Have you listened to the lilies lately? Has God ever spoken to you through the birds of the air? Matthew 2:26-29 was the first passage of scripture that ever deeply convicted me. In this passage Jesus is reminding us about how foolish our tendency to worry is. One of my greatest challenges throughout my Christian journey has been accepting the simple truth of this passage; “26Look at the birds of the air; they do not sow or reap or store away in barns, and yet your heavenly Father feeds them. Are you not much more valuable than they? 27Who of you by worrying can add a single hour to his life? 28“And why do you worry about clothes? See how the lilies of the field grow. They do not labor or spin. 29Yet I tell you that not even Solomon in all his splendor was dressed like one of these.”
As I shared in my post titled “The Gift of Discontentment” and “Maintaining Balance”, I experience God most powerfully in nature. Some of the most profound lessons I have learned in my spiritual journey were learned from ducks and lakes. This past weekend we celebrated Earth Day and today I listed to a beautiful sermon about earth day by Brian McLaren which was delivered at the National Cathedral. I encourage you all to take the time to listen to Brian’s message which can be found on his blog in a post titled “For the beauty of the earth”
I am very fortunate to have the ability to spend a considerable amount of time enjoying the beauty of creation either in my kayak, on my bike, camping with my family, or hiking the trails around my neighborhood. I can not imagine not having these places and opportunities in my life. Sadly, many of my urban friends do not have the same access to creation that I have due to a lack of transportation and the limited parks that surround our public housing complexes.
I never really thought about nature as a privilege until this weekend when we did a prayer walk through Hillside Court; the grass was over grown, there were no flowers, the park is in severe dis-repair, and the community is in the middle of an industrial area surrounded by warehouses. A little girl stood peeking through a screen door at us as we walked by. My teammate, Rudy, commented “It looks like she is in jail.” It was a haunting image.

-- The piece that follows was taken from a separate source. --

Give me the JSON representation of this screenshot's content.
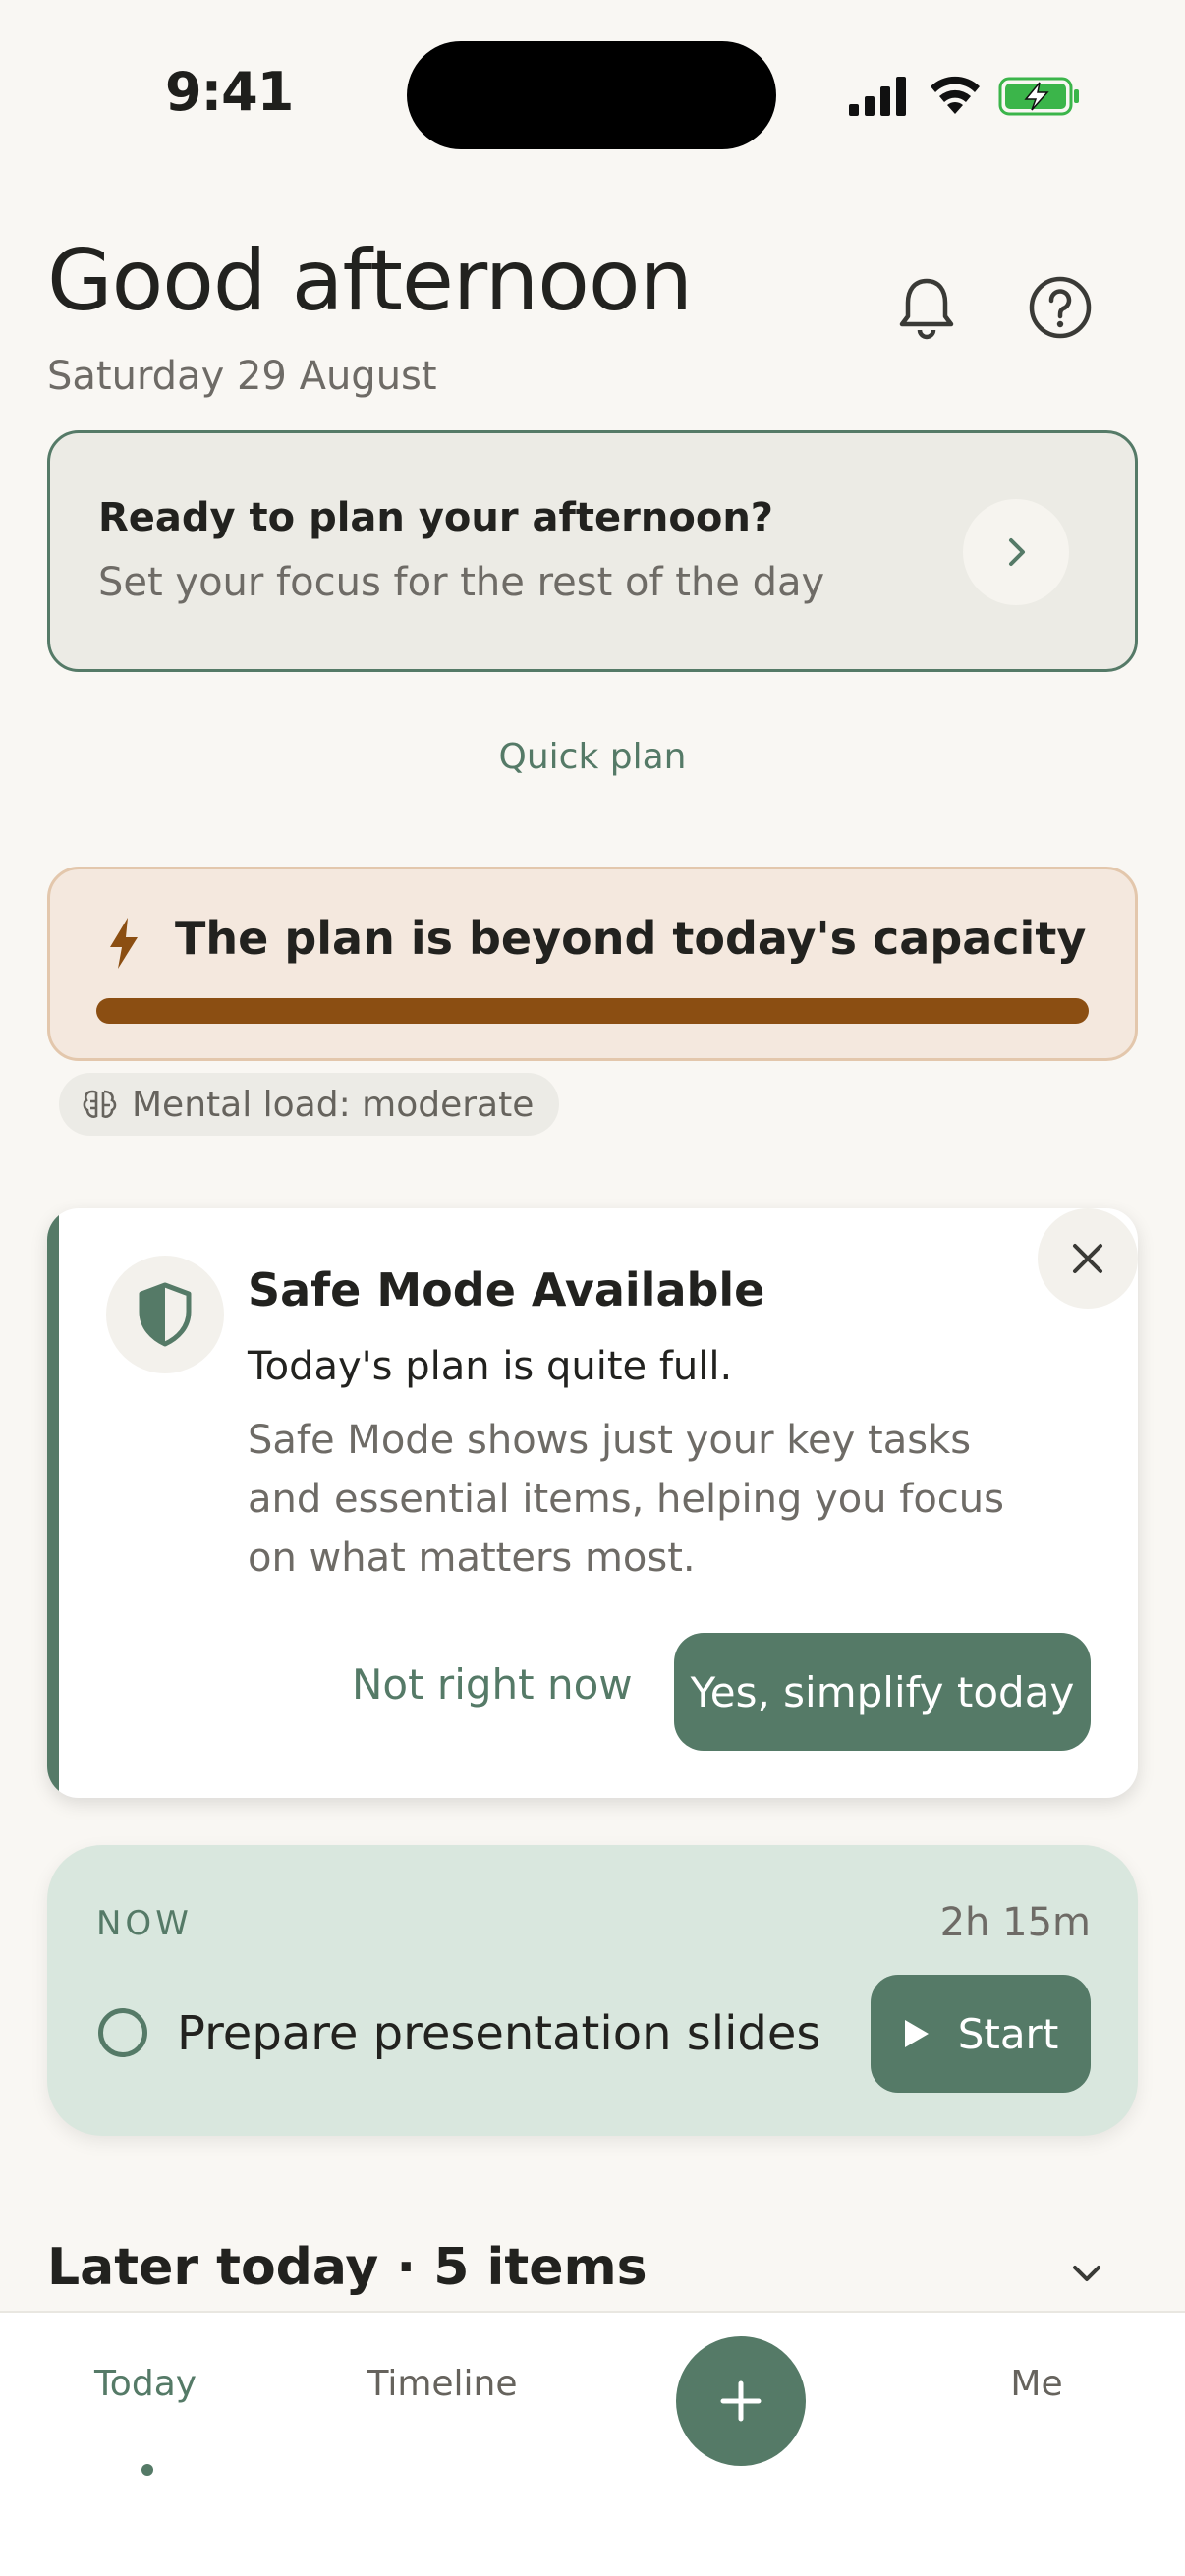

As my children hop on their bikes and head to the neighborhood playground or climb trees at our land this week, I will remember that little girl in the cinder block cell, peeking out at the world. How will she experience the loving embrace of the God of creation that has so profoundly shaped my life?